RUTH SUNDERLAND: Keep your nerve, Kwasi in protecting the UK’s defence industry
Business Secretary Kwasi Kwarteng has done the right thing by throwing sand in the wheels of predatory US private equity house Advent.
The firm and its managing director, Shonnel Malani, who wants to grab large tracts of the UK defence industry, may have thought they would enjoy an easy ride with their plan to swallow Ultra Electronics. Who could blame them?
Advent’s takeover of Cobham last year was waved through by one of Kwarteng’s predecessors, Andrea Leadsom, with only the vaguest of promises to safeguard jobs and assets.
Business Secretary Kwasi Kwarteng has done the right thing by throwing sand in the wheels of predatory US private equity house Advent
Cobham has since been dismantled, without breaching its undertakings, which only shows how pathetic they were. But that behaviour has now come home to roost as no-one now trusts Advent, which is using Cobham as a front for its bid for Ultra.
Advent, via Cobham, earlier this week made a string of vague pledges on national security, UK jobs, R&D, carbon emissions and liaison with the Government. It claims the pledges it intends to make would be legally binding and enforceable, but this is unlikely to be the case in practice as there are always plenty of loopholes to wriggle through.
Any enforcement by the Government would involve an expensive and uncertain legal action after the horse had bolted. Thankfully, Kwarteng has seen through this and intervened promptly. He should hold his nerve: this is a deal that richly deserves to be blocked. If it isn’t, then all his tough talk about national security will be so much hot air.
In the hierarchy of horror visited on the people of Afghanistan, fears for the economy will rank below life, limb and loved-ones. But with the Taliban now in control of economic life, the dire situation will only get worse – and the reverberations will be felt far beyond that unhappy country, one of the most desperately poor in the world.
Taliban finances are propped up largely through taxing the drugs trade – the country accounts for more than 80pc of world opium production

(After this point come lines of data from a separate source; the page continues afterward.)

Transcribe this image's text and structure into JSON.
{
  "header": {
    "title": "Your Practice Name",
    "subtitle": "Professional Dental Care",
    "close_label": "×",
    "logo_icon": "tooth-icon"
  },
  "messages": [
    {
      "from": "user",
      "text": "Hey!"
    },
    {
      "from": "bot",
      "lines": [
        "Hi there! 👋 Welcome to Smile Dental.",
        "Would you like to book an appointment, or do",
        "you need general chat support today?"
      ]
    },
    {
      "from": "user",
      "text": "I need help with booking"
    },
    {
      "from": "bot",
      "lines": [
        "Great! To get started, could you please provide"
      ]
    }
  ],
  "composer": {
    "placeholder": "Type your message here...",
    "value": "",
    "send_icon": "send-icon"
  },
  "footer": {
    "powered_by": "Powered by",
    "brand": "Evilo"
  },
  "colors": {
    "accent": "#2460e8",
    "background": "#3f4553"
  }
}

Even before the events of the past few days, the Afghan economy was, in the words of the World Bank, ‘shaped by fragility and aid dependence’. Growth has been stifled by widespread corruption, lack of overseas investment, political instability, security concerns and a large black economy.

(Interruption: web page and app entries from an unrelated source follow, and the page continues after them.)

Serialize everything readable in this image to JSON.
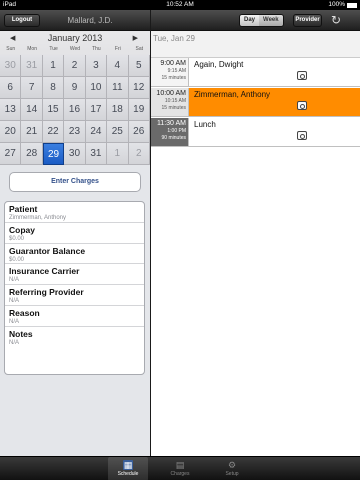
{
  "status_bar": {
    "device": "iPad",
    "time": "10:52 AM",
    "battery": "100%"
  },
  "left_nav": {
    "logout_label": "Logout",
    "provider_name": "Mallard, J.D."
  },
  "calendar": {
    "month_label": "January 2013",
    "prev_arrow": "◀",
    "next_arrow": "▶",
    "weekdays": [
      "Sun",
      "Mon",
      "Tue",
      "Wed",
      "Thu",
      "Fri",
      "Sat"
    ],
    "weeks": [
      [
        "30",
        "31",
        "1",
        "2",
        "3",
        "4",
        "5"
      ],
      [
        "6",
        "7",
        "8",
        "9",
        "10",
        "11",
        "12"
      ],
      [
        "13",
        "14",
        "15",
        "16",
        "17",
        "18",
        "19"
      ],
      [
        "20",
        "21",
        "22",
        "23",
        "24",
        "25",
        "26"
      ],
      [
        "27",
        "28",
        "29",
        "30",
        "31",
        "1",
        "2"
      ]
    ],
    "selected_day": "29"
  },
  "enter_charges_label": "Enter Charges",
  "info": [
    {
      "label": "Patient",
      "value": "Zimmerman, Anthony"
    },
    {
      "label": "Copay",
      "value": "$0.00"
    },
    {
      "label": "Guarantor Balance",
      "value": "$0.00"
    },
    {
      "label": "Insurance Carrier",
      "value": "N/A"
    },
    {
      "label": "Referring Provider",
      "value": "N/A"
    },
    {
      "label": "Reason",
      "value": "N/A"
    },
    {
      "label": "Notes",
      "value": "N/A"
    }
  ],
  "right_nav": {
    "day_label": "Day",
    "week_label": "Week",
    "provider_label": "Provider",
    "view": "Day"
  },
  "schedule": {
    "date_label": "Tue, Jan  29",
    "appointments": [
      {
        "start": "9:00 AM",
        "end": "9:15 AM",
        "duration": "15 minutes",
        "name": "Again, Dwight",
        "style": "normal"
      },
      {
        "start": "10:00 AM",
        "end": "10:15 AM",
        "duration": "15 minutes",
        "name": "Zimmerman, Anthony",
        "style": "highlight"
      },
      {
        "start": "11:30 AM",
        "end": "1:00 PM",
        "duration": "90 minutes",
        "name": "Lunch",
        "style": "lunch"
      }
    ]
  },
  "tabbar": {
    "tabs": [
      {
        "label": "Schedule",
        "icon": "calendar-icon",
        "active": true
      },
      {
        "label": "Charges",
        "icon": "calculator-icon",
        "active": false
      },
      {
        "label": "Setup",
        "icon": "gear-icon",
        "active": false
      }
    ]
  },
  "colors": {
    "highlight": "#ff8c00",
    "selected_day": "#1a5bc4"
  }
}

If women are unable to work and people are afraid to venture out to work, it will act as a screeching brake. Enormous aid flows, accounting for more than 40pc of the economy last year, have been keeping the nation afloat but will dry up because no-one wants the Taliban getting their hands on the money. IMF support must also be in jeopardy. The side-effect, sadly, is that ordinary citizens will be hurt too.
Taliban finances are propped up largely through taxing the drugs trade – the country accounts for more than 80pc of world opium production – as well as income such as property investment and extortion. They now control the central bank in theory – its former governor has fled, warning of inflation and a currency collapse – but their ability to loot its assets is limited. Most of the $9.4bn of reserves are overseas, mainly at the Federal Reserve in the US. These have been frozen.
However, a culturally important 2,000- year-old hoard of jewellery, coins and ornaments known as the Bactrian Treasure lies in a central bank vault in the presidential palace, which is in the hands of the militant group. The economic consequences of Joe Biden’s ignominious retreat will extend far beyond Afghanistan itself.
Most worrying of all is the fact the Taliban control mineral deposits crucial to the world’s hopes to shift to green energy. They have already been cashing in on the commodities super-cycle to the tune of $400m a year, according to their own mining and stones commission, through iron ore, copper and lapis lazuli. But that is as nothing compared with the vast untapped wealth in the form of lithium, needed for electric cars, along with minerals such as cobalt.
Eleven years ago, the Pentagon went so far as to call the country ‘the Saudi Arabia of lithium’, putting a value of $1trillion on the deposits. The tragedy is that, handled wisely, these riches could put the Afghan people on the road to prosperity and peace. More likely, it will lead to worse corruption and instability. The Taliban does not have the wherewithal to extract and exploit the mineral wealth themselves, but there are already fears China and Russia are lining up to do business with them. It’s a truly terrifying prospect.